The focus of this Article is the creation and maintenance of a jobsite environment and culture of safety designed to meet or exceed Federal, State, and local safety requirements. This Article does not address specific provisions of law.
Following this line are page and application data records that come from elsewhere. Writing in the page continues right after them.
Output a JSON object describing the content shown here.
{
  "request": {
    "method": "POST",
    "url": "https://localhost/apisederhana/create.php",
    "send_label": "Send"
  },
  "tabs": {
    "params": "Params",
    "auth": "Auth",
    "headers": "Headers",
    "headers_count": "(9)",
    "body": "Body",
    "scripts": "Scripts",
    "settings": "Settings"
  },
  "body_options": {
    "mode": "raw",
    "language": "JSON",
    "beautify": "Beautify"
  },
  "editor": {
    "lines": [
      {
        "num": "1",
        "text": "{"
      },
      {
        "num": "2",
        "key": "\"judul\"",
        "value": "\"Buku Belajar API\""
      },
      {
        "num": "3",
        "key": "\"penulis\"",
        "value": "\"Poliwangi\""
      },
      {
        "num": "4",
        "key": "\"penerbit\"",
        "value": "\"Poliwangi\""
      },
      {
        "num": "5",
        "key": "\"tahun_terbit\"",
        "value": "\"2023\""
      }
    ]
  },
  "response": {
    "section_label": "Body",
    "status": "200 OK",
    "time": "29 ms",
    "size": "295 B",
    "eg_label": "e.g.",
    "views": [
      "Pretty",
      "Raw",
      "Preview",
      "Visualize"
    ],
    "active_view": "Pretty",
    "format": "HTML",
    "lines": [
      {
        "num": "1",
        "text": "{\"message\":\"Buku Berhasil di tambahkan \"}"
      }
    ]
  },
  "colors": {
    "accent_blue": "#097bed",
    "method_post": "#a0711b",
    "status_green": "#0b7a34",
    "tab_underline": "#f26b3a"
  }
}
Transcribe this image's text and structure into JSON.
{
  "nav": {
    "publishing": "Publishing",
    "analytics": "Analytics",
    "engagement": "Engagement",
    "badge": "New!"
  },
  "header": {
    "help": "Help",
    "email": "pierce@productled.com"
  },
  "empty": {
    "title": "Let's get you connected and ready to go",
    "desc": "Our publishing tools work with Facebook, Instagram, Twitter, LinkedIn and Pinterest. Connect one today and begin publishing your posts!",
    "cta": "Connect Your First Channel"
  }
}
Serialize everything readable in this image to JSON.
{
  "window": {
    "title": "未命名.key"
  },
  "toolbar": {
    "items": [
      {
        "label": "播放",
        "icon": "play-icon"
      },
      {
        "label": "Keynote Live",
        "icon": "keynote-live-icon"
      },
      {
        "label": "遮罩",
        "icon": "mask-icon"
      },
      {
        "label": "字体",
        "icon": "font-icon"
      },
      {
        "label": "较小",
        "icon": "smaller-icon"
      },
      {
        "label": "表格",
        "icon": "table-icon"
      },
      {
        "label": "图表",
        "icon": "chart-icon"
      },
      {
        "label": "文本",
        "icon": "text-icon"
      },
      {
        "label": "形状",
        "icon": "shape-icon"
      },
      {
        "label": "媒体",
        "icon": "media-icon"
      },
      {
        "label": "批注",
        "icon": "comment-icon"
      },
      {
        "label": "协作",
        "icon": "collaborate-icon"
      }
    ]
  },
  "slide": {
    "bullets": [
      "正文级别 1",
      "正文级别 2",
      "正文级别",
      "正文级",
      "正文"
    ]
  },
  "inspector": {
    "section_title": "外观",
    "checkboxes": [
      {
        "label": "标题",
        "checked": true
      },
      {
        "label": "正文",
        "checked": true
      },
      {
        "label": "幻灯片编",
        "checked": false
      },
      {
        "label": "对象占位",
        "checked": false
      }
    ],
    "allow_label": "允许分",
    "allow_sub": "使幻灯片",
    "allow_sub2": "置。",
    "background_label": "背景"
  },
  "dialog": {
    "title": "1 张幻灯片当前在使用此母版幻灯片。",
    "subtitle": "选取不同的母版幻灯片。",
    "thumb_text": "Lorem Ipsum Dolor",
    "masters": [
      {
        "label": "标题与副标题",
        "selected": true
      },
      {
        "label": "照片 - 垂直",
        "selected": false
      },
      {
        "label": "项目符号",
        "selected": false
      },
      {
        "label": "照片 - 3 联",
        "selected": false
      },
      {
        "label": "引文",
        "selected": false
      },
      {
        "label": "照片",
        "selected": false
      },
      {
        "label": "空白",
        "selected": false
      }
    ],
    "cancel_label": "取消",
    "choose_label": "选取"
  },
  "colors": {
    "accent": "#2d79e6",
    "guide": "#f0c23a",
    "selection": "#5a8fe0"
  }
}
Rather, it is the intent of the author to generally define policies designed to encourage and enhance a workplace safety culture.
WHO’S RESPONSIBLE FOR SAFETY?
Identifying those persons responsible for safety and recognizing this obligation is very important, critical to creating and maintaining a culture of safety.
The Contractor Has a Legal Responsibility for Providing a Safe Workplace.
Project managers, supervisors, foremen, etc., are responsible for the day to day jobsite safety.
Safety representative(s) should be designated to monitor the success of the overall safety process.
What is the Responsibility of the Employee?
Each Employee is primarily responsible for following the safety policies and procedures established by the Contractor.
WHO IS RESPONSIBLE FOR OSHA VIOLATIONS?
In the event of an accident involving an OSHA violation, or identification of an OSHA violation on a jobsite, it is important to be prepared to properly respond to an OSHA investigation.
Be Prepared to Answer the Following Questions:
Who created the hazard?
Whose employees were exposed?
Who was responsible for correcting the hazard?
Who was responsible for controlling the hazard?
STRATEGIES FOR MAINTAINING SITE SAFETY
Planning ahead and maintaining strict discipline in enforcing safety programs and policies is very important.
Senior Management’s Responsibility:
Assumes Primary Responsibility for the Safety Program
Establishes a Safety Philosophy
Develops Safety Policies and Procedures
Establishes Safety Goals and Objectives
Gives Safety Authority and Accountability to Supervisors
Holds the Management/Supervisor Team Responsible for Employee Safety
Creates an Expectation for Employees to Follow Safety Policies and Procedures
Toolbox Safety Briefings – Conduct Them Formally and Make Them Important to Each Employee
Formal Safety Training Should be Detailed, Thorough, and Relevant
On the Job Training Should be Monitored
All Employees Should Understand the Safety Training or Message
ALL Training Should be Documented
ESTABLISH A SAFETY CULTURE
Competent supervision is very important in developing a culture of safety.
Legally Responsible for Workplace Safety
Team’s Safety Must be Top Priority
Each Shift Should Begin with a Safety Message
ALL Safety Concerns Raised Should be Addressed
EVERYONE on the jobsite Must Understand and Follow the Safety Rules
Any safety program should include a strictly enforced site inspection and hazard assessment program strictly adhered to on a daily basis and contemporaneously documented.
Site Inspection/Hazard Assessment:
Identify, Assess and Control Safety and Health Hazards
Ensure Worksite Safety Inspections are Performed Daily
Formal Inspections (written checklist)
Informal Inspections (visual)
Results Should be Shared Immediately with the Foremen and/or Employees
Immediate Action to Correct any Unsafe Condition or Behavior Should be Taken
Employees Should be Encouraged to Report Unsafe Conditions or Acts
(Never Shoot the Messenger)
Tools and Equipment Should be Inspected Before Each Use
ESTABLISH A SAFETY INCIDENT PROCESS
Listen to Employee Concerns
Actively Investigate All Incidents, Accidents, or Near Misses
Employees Should be Provided “Stop Work Authority”
ESTABLISH A FEEDBACK PROCESS
Give Recognition for Feedback
Be Specific When Praising an Employee for Feedback
Give Praise Publicly, but Give Criticism in Private
Every jobsite can be a safe site. However, a failure to plan is a plan for failure. Safety on the jobsite starts well before the appearance of the Contractor on the site. Creating safety programs strictly enforced by knowledgeable supervisors on the site will go far to make accidents and work interruptions less frequent, resulting in substantially increased productivity.